• Task item:
The exercise calls for every entry that follows to be repeated exactly.

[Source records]
—————

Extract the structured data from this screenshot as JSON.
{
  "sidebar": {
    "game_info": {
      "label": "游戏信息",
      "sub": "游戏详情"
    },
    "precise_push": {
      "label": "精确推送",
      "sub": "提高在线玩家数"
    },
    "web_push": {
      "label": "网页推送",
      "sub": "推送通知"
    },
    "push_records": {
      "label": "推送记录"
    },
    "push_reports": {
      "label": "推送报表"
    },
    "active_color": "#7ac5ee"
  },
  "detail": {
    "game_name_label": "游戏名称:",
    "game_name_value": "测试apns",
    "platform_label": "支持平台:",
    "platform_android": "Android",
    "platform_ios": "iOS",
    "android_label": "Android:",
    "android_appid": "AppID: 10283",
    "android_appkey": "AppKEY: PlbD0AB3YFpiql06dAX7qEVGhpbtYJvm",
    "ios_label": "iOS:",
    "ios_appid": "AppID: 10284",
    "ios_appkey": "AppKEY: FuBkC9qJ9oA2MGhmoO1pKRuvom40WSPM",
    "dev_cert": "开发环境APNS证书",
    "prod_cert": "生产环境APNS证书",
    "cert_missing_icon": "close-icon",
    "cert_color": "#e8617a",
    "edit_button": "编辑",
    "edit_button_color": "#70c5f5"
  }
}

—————

• Answer area:
Extract the structured data from this screenshot as JSON.
{
  "sidebar": {
    "game_info": {
      "label": "游戏信息",
      "sub": "游戏详情"
    },
    "precise_push": {
      "label": "精确推送",
      "sub": "提高在线玩家数"
    },
    "web_push": {
      "label": "网页推送",
      "sub": "推送通知"
    },
    "push_records": {
      "label": "推送记录"
    },
    "push_reports": {
      "label": "推送报表"
    },
    "active_color": "#7ac5ee"
  },
  "detail": {
    "game_name_label": "游戏名称:",
    "game_name_value": "测试apns",
    "platform_label": "支持平台:",
    "platform_android": "Android",
    "platform_ios": "iOS",
    "android_label": "Android:",
    "android_appid": "AppID: 10283",
    "android_appkey": "AppKEY: PlbD0AB3YFpiql06dAX7qEVGhpbtYJvm",
    "ios_label": "iOS:",
    "ios_appid": "AppID: 10284",
    "ios_appkey": "AppKEY: FuBkC9qJ9oA2MGhmoO1pKRuvom40WSPM",
    "dev_cert": "开发环境APNS证书",
    "prod_cert": "生产环境APNS证书",
    "cert_missing_icon": "close-icon",
    "cert_color": "#e8617a",
    "edit_button": "编辑",
    "edit_button_color": "#70c5f5"
  }
}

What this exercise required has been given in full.